According to a Bloomberg report, the technology used to block much of the internet access during the recent presidential elections in Belarus has come from a US-based company.
The report states that Sandvine Inc., had supplied the necessary equipment to the Lukashenko government a few months earlier through an intermediary.
On August 9, Belarus held the presidential elections where Alexander Lukashenko was elected for the sixth consecutive time. However, the Election Day was marked by irregularities that cast doubt on the transparency of the elections.
In addition to the barricades built by security forces that prevented the passage of civilians to Minsk, Belarus' capital, the internet services in the country had a major disruption that affected access to websites such as social networks, news pages, and messaging applications.
The disruption lasted for up to three days, and there are still websites that are inaccessible in a normal way, so citizens need to use tools such as VPNs or specialized browsers.
The nation's authorities indicated that the internet service failures were caused by a DDoS attack coming from abroad, but reports from security firms and human rights activists said the interference came from within the same country.
Now, two people who have decided to remain anonymous have reported to Bloomberg that Belarus' government was responsible for the internet crash. The curious thing is that, according to them, the government used technology from a US company for the blockade.
According to the information, the government would have used “Deep packet inspection” specialized hardware. These intercept the data packets sent between two computers and analyze them in search of certain parameters, which can then be blocked or eliminated. This technology is widely used in the search for viruses and illegal content, but it can also be used for repression.

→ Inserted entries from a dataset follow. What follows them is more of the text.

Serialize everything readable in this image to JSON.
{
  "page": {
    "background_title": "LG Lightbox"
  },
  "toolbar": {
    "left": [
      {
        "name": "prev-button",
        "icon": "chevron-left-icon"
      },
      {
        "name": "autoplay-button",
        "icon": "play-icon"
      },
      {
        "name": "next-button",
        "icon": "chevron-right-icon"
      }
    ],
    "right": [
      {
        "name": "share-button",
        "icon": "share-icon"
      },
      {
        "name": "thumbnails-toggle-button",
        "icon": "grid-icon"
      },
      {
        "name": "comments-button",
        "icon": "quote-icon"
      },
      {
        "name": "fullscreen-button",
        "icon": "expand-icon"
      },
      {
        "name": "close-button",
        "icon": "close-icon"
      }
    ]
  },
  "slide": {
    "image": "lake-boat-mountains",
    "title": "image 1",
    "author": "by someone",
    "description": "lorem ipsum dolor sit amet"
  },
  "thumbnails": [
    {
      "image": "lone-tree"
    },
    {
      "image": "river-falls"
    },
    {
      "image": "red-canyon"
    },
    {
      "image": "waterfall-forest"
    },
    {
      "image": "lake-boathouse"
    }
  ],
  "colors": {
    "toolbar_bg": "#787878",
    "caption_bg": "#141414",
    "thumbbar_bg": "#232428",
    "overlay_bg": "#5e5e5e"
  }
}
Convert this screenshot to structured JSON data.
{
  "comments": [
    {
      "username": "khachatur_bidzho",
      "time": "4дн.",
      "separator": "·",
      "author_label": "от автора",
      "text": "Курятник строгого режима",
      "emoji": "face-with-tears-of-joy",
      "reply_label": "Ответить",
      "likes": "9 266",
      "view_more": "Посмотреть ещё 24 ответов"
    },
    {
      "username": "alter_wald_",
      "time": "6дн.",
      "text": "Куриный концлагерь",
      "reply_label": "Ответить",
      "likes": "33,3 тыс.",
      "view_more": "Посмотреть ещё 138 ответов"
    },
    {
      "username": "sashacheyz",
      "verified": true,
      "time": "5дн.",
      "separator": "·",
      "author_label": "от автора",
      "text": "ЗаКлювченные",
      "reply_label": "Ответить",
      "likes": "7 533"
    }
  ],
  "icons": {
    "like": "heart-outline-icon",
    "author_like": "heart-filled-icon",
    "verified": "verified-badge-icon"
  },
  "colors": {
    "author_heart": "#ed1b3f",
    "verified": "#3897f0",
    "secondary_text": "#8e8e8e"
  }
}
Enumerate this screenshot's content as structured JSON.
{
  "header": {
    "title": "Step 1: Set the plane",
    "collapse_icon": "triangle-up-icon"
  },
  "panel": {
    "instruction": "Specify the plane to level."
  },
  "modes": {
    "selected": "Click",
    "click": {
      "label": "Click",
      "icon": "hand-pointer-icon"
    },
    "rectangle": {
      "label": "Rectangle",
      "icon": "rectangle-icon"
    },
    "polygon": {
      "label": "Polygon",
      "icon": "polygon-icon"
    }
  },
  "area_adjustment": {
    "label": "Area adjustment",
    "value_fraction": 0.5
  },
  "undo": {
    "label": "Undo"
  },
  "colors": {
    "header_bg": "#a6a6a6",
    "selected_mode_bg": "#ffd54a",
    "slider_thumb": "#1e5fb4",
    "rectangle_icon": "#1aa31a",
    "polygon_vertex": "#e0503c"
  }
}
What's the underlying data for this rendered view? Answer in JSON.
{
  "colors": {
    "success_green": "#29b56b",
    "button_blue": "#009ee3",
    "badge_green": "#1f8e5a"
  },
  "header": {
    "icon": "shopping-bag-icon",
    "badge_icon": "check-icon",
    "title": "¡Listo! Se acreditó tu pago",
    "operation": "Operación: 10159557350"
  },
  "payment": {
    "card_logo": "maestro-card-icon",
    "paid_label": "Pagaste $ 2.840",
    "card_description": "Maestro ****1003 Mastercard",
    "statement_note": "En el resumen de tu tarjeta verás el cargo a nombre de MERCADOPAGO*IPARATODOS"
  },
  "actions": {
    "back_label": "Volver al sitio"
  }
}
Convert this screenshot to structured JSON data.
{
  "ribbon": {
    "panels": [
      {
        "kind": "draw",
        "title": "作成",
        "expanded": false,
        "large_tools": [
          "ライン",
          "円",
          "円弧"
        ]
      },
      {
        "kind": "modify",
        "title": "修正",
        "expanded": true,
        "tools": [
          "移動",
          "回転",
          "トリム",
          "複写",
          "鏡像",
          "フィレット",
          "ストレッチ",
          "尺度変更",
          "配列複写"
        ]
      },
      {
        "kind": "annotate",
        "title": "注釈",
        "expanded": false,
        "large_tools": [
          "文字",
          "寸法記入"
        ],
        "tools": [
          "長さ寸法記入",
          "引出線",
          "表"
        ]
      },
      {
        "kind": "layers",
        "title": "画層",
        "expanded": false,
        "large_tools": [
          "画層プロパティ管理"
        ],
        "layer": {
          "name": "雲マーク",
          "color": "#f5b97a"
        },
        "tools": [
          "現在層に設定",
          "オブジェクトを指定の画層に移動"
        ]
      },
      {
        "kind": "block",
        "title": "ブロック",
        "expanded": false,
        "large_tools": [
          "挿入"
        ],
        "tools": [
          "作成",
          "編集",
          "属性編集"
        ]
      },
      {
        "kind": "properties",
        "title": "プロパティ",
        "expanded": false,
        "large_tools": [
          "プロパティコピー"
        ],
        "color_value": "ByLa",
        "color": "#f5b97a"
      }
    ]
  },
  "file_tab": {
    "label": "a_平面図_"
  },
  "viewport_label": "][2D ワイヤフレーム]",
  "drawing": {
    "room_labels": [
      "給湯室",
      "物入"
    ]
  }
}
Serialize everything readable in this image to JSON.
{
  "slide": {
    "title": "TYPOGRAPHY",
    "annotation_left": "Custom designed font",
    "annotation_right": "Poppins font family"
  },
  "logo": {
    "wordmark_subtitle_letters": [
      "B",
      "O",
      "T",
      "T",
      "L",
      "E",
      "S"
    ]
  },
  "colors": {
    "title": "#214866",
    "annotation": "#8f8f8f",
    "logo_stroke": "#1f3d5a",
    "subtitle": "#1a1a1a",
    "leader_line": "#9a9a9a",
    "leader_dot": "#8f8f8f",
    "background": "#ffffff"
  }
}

The Belarus government would have acquired the equipment as part of a new budget approved in 2018 for the nation's technological defense. The manufacturer of this technology would be the American company Sandvine Inc., although everything indicates that Belarus' National Traffic Exchange Center (the nation's internet regulator) acquired it through a third party, the Russian supplier Jet Infosystems.
However, even though there was an intermediary in the acquisition of the equipment, this sale could be considered illegal according to lawyer Nnedinma Ifudu Nweke, who specializes in United States economic sanctions.
The report alleges that, since 2006, Belarus has been sanctioned by the USA, so the sale of goods or services to the nation is prohibited.
Nweke said Sandvine Inc. should have been careful when selling its technology to a third party who could resell it to a sanctioned country.
This would not be the first time the technology has been accused of being used to repress a nation. Citizen Lab, a Toronto security firm, had indicated that in 2018 equipment from this manufacturer was used in internet blocks that occurred in Egypt and Turkey. Sandvine Inc. said this investigation was false.